A serious lack of language skills could hinder businesses’ growth intentions, according to the Confederation of British Industry.
Businesses are looking to break into new and high-potential markets around the world, but a new study suggeststhat they may be held back by a shortage of talent with the right language skills.
The latest Education and Skills Survey from the Confederation of British Industry (CBI) and Pearson shows that nearly two out of three businesses that responded said there was a need for foreign language skills within their organisation.
Although the full details of the study have not been published yet, CBI says that figure could well grow as firms become more interested in exports, especially given the government’s recent moves to rebalance the economy in favour of international trade.Read more >>
The bidding war for Alstom’s energy assets appears to be over, and General Electric is the winner.
The long-running bidding war to take control of French industrial giant Alstom’s energy assets has ended – and General Electric (GE) is the winner.
On 22 June, BBC News reported that Alstom’s board had voted unanimously to accept an offer from the US firm worth as much as $16.8 billion (£9.9 billion). Although it still needs to be approved by both Alstom’s employee representatives and regulatory bodies, it certainly looks as though the bid will go through.Read more >>
Lloyds has had to sell more of its stake in TSB than anticipated in a highly successful IPO.
Lloyds Banking Group has actually had to sell a bigger stake in TSB than it originally planned after a huge wave of interest for the bank’s initial public offering (IPO) in the London Stock Exchange.
The bank’s flotation was as many as 10 times oversubscribed, as institutional investors and members of the public all sought to secure a stake in one of the UK’s newest challenger banks. Overall, Lloyds has sold a stake of 35 per cent in the bank on 20 June – despite having intended to sell off a quarter of the company. After the success of this flotation, the next share sale could even take place as early as September.Read more >>
A number of big companies are competing to take over French firm Alstom’s energy assets.
Alstom is one of France’s top industrial companies, so the idea of a foreign takeover was always going to be sensitive for both the government and large sections of the public. But as the fierce bidding war to acquire it has heated up, even president François Hollande has found himself getting more closely involved.
The French government is expected to decide on its preferred bidder at some point this weekend, and executives at the company have until Monday to decide between the competing bids of US firm General Electric (GE) and the joint bid of German giant Siemens and Japan’s Mitsubishi Heavy Industries.Read more >>
The tech and creative industries will be crucial to London’s future growth, according to a new CBI report.
Businesses are optimistic about London’s growth prospects over the next five years, saying that the key industries to keep the city thriving will be technology, the creative industries and the city’s ever-popular professional services and finance sectors.
The latest London Business Survey from the Confederation of British Industry (CBI) shows that nearly seven out of ten firms said the technology and creative industries would be key to the continued economic growth of the capital in the next five years.
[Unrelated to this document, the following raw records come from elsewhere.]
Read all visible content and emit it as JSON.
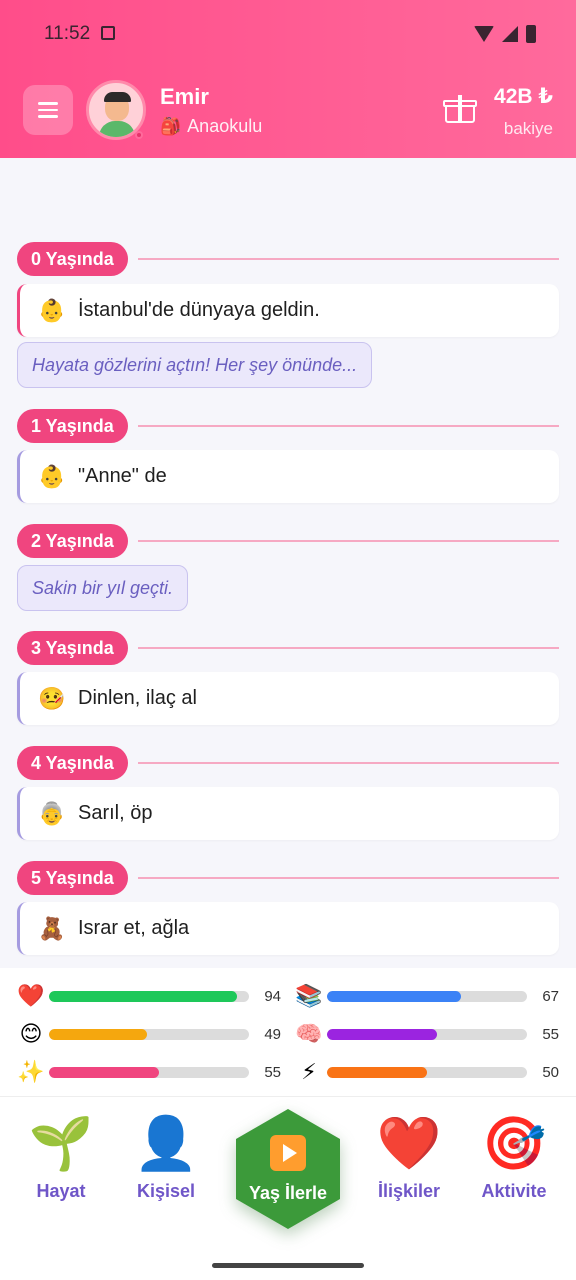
{
  "status_bar": {
    "time": "11:52"
  },
  "header": {
    "name": "Emir",
    "level_emoji": "🎒",
    "level": "Anaokulu",
    "balance": "42B ₺",
    "balance_label": "bakiye"
  },
  "timeline": [
    {
      "age": "0 Yaşında",
      "event_emoji": "👶",
      "event": "İstanbul'de dünyaya geldin.",
      "note": "Hayata gözlerini açtın! Her şey önünde..."
    },
    {
      "age": "1 Yaşında",
      "event_emoji": "👶",
      "event": "\"Anne\" de",
      "note": ""
    },
    {
      "age": "2 Yaşında",
      "event_emoji": "",
      "event": "",
      "note": "Sakin bir yıl geçti."
    },
    {
      "age": "3 Yaşında",
      "event_emoji": "🤒",
      "event": "Dinlen, ilaç al",
      "note": ""
    },
    {
      "age": "4 Yaşında",
      "event_emoji": "👵",
      "event": "Sarıl, öp",
      "note": ""
    },
    {
      "age": "5 Yaşında",
      "event_emoji": "🧸",
      "event": "Israr et, ağla",
      "note": ""
    }
  ],
  "stats": [
    {
      "icon": "❤️",
      "name": "health-stat",
      "value": 94,
      "color": "#1ec85a"
    },
    {
      "icon": "📚",
      "name": "intelligence-stat",
      "value": 67,
      "color": "#3b82f6"
    },
    {
      "icon": "😊",
      "name": "happiness-stat",
      "value": 49,
      "color": "#f5a70e"
    },
    {
      "icon": "🧠",
      "name": "mind-stat",
      "value": 55,
      "color": "#9b24e0"
    },
    {
      "icon": "✨",
      "name": "looks-stat",
      "value": 55,
      "color": "#f0457f"
    },
    {
      "icon": "⚡",
      "name": "energy-stat",
      "value": 50,
      "color": "#f97316"
    }
  ],
  "nav": {
    "hayat": {
      "label": "Hayat",
      "icon": "🌱"
    },
    "kisisel": {
      "label": "Kişisel",
      "icon": "👤"
    },
    "center": {
      "label": "Yaş İlerle",
      "icon": "play"
    },
    "iliskiler": {
      "label": "İlişkiler",
      "icon": "❤️"
    },
    "aktivite": {
      "label": "Aktivite",
      "icon": "🎯"
    }
  },
  "colors": {
    "header": "#ff5c92",
    "accent": "#f0457f",
    "nav_label": "#6f56c8",
    "center_button": "#3c9a3a"
  }
}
Another 65 per cent said that professional services would be an important driver of growth, while 62 per cent said the same of the financial services industry.Read more >>
China and the UK have signed trade deals worth billions during the Chinese premier Li Keqiang’s visit to Britain.
The UK has been anxious to tap into China as a crucial export market in recent years, and trade between Britain and the world’s second-largest economy has been building on its existing strengths.
During the visit of Chinese premier Li Keqiang to the UK this week, the two nations have signed a succession of trade deals with a collective value of more than £14 billion.Read more >>